- This paper will criticize the current characterization of customary international law analysis as falling into two competing analytical methods, specifically, the “traditional” and “modern” methods.
Following Koskennieni, Roberts, Wouters, Ryngaert, and others, contemporary customary international legal analysis is said to have divided into two schools: the traditional and modern. These schools are supposed to reflect the use of the inductive and deductive methods, respectively, and, in turn, to either apologize for the freedom of state action or establish a utopia where the freedom of the state is limited.
This image of struggle between competing methods, however, does not fully capture the ways in which the inductive and deductive methods are actually intertwined in customary international law analysis. The methods are not two opposing monolithic techniques. Instead, in practice, the methods are intermixed, combining a variety of choices. Deductive steps are taken regarding the use of induction, inductive steps are taken in reaching patterns from practice, deductive steps are taken in identifying sample pools, and so on. This paper concludes that induction and deduction are both used in parallel in most analyses of customary international law in a delicate, yet valuable, balance of corrective tension. Furthermore, this situation is neither traditional, nor modern – in a chronological sense – but is consistent throughout the history of customary international law analysis.

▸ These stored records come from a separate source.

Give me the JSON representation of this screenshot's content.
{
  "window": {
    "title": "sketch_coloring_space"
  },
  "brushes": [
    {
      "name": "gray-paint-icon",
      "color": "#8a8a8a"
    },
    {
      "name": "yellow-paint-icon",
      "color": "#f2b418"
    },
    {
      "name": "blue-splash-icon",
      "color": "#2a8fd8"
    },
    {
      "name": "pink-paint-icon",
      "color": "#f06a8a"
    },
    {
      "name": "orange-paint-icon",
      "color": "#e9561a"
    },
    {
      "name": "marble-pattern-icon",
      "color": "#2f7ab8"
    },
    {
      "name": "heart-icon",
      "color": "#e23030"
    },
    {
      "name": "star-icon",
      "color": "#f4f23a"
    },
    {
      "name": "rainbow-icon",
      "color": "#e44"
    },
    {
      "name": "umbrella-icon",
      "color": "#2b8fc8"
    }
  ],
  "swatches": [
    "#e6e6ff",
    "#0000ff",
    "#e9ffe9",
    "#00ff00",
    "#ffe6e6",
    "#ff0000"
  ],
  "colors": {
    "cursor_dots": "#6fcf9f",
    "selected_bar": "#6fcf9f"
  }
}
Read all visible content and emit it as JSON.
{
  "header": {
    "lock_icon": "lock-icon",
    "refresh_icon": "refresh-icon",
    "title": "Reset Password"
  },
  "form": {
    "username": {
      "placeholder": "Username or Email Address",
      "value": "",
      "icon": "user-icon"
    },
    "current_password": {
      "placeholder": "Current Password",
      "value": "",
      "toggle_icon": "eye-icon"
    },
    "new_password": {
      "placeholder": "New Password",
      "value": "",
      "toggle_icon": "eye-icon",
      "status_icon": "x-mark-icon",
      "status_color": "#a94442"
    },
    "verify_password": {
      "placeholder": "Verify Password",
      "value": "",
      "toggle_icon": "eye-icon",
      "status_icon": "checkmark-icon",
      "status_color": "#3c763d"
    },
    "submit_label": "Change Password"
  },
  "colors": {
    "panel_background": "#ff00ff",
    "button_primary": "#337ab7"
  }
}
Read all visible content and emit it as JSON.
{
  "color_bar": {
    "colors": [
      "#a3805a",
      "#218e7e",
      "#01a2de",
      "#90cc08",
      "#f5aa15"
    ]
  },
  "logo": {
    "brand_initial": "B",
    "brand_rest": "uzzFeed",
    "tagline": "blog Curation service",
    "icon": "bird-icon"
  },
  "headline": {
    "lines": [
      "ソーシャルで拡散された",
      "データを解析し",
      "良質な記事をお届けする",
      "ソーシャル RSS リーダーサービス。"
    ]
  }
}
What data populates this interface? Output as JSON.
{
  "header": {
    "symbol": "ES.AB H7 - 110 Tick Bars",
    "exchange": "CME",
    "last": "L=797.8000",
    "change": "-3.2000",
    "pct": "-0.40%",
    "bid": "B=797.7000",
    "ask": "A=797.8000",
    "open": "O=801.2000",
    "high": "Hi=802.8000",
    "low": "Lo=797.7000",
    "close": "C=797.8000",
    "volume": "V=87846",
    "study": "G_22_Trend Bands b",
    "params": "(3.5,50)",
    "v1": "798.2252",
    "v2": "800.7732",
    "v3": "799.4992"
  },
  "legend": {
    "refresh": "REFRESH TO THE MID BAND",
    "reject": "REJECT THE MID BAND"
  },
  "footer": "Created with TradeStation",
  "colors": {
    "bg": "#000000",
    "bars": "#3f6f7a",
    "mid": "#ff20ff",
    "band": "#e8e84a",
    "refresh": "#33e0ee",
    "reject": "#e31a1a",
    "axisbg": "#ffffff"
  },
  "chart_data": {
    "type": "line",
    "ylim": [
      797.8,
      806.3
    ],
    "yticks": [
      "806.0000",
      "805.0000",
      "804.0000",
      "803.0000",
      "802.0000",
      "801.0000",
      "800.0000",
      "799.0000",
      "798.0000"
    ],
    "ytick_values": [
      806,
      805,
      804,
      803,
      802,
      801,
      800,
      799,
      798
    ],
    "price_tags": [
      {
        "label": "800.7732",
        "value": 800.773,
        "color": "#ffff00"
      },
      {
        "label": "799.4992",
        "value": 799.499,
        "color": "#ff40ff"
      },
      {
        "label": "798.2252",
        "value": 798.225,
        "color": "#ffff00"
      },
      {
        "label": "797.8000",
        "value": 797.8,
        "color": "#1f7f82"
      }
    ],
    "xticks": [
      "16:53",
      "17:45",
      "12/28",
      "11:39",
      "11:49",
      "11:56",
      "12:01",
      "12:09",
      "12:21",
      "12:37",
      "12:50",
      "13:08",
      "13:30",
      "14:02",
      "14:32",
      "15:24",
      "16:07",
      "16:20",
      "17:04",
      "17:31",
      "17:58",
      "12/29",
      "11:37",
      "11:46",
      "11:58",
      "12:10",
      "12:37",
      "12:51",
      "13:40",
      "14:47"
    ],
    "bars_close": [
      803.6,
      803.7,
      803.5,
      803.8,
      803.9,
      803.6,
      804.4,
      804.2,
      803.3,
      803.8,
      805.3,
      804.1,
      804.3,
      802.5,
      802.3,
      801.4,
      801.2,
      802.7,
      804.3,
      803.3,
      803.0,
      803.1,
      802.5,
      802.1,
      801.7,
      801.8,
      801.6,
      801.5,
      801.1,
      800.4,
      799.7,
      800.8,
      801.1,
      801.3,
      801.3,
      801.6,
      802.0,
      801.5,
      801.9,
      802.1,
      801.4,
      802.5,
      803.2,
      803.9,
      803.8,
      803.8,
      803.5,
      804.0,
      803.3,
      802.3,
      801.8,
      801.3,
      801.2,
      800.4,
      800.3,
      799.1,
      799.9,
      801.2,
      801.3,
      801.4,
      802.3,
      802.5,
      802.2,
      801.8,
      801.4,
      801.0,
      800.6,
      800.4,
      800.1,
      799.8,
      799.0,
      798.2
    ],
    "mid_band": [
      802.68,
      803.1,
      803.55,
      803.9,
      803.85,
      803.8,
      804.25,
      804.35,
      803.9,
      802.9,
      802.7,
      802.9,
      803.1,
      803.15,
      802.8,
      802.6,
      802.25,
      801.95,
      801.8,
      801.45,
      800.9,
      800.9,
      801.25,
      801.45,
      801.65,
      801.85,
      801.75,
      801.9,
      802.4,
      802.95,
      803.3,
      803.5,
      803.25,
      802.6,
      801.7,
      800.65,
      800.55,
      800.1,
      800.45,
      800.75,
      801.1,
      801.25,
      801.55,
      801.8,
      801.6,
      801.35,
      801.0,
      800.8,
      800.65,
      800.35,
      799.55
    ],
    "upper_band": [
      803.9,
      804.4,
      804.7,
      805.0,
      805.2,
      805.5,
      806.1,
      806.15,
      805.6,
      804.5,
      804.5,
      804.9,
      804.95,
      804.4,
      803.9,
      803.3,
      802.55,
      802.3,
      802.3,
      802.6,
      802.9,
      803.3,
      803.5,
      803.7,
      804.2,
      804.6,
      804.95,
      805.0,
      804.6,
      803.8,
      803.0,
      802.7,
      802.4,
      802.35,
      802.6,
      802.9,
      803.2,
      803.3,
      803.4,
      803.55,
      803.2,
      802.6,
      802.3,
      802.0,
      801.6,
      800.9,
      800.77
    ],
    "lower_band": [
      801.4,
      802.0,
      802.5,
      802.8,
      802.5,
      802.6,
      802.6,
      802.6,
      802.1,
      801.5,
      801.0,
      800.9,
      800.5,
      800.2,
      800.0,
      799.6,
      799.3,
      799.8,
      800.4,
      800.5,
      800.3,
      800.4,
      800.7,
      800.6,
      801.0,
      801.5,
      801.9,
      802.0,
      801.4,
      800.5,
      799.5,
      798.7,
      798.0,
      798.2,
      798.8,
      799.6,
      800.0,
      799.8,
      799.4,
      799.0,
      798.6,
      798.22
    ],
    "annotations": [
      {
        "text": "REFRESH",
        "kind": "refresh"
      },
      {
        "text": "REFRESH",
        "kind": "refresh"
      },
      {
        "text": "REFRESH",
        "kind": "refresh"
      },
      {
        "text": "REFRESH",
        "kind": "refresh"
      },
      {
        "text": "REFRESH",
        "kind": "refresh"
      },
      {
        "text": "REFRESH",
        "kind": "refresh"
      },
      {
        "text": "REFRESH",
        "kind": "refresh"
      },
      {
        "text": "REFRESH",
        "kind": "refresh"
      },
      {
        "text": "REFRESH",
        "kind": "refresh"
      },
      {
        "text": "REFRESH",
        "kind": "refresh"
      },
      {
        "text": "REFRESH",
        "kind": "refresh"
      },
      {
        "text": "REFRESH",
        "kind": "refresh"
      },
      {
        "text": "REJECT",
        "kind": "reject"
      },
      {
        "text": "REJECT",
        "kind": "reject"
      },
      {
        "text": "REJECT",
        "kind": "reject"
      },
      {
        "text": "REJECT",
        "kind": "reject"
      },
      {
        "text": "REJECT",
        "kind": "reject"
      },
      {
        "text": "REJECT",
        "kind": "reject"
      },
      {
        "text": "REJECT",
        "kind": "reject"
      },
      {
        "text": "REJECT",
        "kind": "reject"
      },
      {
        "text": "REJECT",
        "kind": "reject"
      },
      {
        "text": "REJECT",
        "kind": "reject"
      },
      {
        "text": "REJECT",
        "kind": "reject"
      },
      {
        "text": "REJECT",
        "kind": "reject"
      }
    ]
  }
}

Following an introductory section reviewing the background to the debate over approaches, the paper will consider deduction and induction in more detail, attempting to understand these two methods of logical reasoning. Then the author will examine the way customary international law is analyzed by international tribunals by deconstructing the analytical process into smaller logical steps. For each step, an analysis will be undertaken of whether the conclusion is reached through induction or deduction, and whether this approach is consistent across tribunals and historical eras. Through this approach, the paper will take a first step to suggest the complex ways inductive and deductive analyses are layered in the assessment of customary international law.